» **Instructions for the task**: Retype the line with "Enumerate this screenshot's" in it, then each line after it to the end of the data, word for word.

» **Records to use**:
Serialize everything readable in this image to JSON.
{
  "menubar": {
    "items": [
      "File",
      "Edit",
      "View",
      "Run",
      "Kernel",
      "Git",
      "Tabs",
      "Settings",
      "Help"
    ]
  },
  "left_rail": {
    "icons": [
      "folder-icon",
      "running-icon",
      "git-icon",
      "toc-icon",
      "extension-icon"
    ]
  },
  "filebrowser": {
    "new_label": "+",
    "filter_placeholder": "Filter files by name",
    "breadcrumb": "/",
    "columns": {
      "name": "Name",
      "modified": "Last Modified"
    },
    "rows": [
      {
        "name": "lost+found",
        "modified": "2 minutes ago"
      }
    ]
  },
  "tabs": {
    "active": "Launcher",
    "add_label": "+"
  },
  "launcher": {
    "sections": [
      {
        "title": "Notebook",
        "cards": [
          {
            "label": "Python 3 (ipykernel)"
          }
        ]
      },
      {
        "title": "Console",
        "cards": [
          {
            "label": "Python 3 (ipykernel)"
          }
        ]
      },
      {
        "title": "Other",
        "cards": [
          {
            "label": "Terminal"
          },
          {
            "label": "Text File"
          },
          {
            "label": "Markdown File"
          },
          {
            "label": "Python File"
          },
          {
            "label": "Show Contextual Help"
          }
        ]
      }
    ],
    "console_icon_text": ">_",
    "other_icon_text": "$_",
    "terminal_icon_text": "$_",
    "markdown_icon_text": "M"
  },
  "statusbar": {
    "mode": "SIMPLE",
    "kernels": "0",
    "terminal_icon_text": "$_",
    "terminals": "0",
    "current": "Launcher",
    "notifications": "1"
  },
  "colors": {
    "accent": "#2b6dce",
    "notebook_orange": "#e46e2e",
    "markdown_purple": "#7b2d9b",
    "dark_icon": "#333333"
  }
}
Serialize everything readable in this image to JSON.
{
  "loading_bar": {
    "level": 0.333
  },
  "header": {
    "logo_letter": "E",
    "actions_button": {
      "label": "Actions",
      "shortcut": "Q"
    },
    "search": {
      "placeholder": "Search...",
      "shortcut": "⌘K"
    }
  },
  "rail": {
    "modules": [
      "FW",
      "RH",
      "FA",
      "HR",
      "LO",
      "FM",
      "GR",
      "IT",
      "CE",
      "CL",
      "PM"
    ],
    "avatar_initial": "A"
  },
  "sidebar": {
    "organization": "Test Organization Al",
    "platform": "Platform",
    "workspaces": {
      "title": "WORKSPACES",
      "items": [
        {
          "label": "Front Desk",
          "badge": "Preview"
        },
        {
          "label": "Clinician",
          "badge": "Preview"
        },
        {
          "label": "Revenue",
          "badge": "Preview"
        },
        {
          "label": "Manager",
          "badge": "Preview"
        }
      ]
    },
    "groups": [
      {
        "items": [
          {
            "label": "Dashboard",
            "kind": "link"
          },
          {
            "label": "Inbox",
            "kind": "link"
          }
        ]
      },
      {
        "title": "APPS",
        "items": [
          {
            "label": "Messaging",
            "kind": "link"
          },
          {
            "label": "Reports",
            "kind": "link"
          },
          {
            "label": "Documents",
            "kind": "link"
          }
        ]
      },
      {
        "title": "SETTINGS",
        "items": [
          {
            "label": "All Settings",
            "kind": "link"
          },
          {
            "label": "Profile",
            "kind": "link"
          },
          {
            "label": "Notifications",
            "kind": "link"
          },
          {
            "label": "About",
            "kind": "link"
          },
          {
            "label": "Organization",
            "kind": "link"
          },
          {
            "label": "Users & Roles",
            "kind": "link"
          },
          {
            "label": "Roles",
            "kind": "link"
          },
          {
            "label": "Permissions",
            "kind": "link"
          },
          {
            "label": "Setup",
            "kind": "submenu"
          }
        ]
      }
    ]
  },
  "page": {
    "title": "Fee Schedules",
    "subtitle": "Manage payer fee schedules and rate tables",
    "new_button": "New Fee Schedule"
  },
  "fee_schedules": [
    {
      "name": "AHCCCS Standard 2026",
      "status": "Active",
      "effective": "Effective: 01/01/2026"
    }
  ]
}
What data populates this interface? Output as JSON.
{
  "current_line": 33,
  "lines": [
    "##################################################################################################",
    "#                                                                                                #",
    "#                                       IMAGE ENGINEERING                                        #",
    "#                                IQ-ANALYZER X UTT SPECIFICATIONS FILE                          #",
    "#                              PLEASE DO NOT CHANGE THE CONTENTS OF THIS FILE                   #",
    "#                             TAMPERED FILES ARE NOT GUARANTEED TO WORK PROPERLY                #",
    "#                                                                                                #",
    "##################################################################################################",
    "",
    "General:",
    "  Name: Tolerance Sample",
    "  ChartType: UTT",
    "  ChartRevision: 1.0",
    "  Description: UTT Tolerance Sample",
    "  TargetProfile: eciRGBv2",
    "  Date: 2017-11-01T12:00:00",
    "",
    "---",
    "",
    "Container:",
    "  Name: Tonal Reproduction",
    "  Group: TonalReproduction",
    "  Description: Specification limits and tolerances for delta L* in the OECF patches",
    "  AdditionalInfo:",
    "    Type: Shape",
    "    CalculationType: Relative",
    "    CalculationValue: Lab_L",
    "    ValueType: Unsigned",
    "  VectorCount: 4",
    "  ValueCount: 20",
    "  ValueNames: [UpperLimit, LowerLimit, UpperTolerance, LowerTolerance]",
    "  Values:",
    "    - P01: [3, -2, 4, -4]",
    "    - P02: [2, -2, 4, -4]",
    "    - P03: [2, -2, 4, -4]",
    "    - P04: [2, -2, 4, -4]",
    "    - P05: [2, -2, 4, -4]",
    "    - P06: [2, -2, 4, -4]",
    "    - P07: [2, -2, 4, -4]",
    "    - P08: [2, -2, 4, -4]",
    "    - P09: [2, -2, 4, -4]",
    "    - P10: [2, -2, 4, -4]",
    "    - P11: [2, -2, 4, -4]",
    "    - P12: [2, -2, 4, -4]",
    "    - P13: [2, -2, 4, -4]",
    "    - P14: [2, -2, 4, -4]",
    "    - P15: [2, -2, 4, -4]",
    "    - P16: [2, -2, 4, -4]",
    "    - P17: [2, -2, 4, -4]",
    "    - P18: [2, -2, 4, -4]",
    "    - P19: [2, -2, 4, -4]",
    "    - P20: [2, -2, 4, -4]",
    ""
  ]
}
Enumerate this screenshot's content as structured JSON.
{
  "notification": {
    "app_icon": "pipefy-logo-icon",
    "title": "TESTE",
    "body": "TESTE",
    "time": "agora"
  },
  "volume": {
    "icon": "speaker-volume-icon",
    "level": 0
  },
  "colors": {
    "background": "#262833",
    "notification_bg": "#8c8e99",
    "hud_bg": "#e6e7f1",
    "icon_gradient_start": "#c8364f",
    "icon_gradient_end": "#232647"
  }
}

» **Written solution**:
Enumerate this screenshot's content as structured JSON.
{
  "notification": {
    "app_icon": "pipefy-logo-icon",
    "title": "TESTE",
    "body": "TESTE",
    "time": "agora"
  },
  "volume": {
    "icon": "speaker-volume-icon",
    "level": 0
  },
  "colors": {
    "background": "#262833",
    "notification_bg": "#8c8e99",
    "hud_bg": "#e6e7f1",
    "icon_gradient_start": "#c8364f",
    "icon_gradient_end": "#232647"
  }
}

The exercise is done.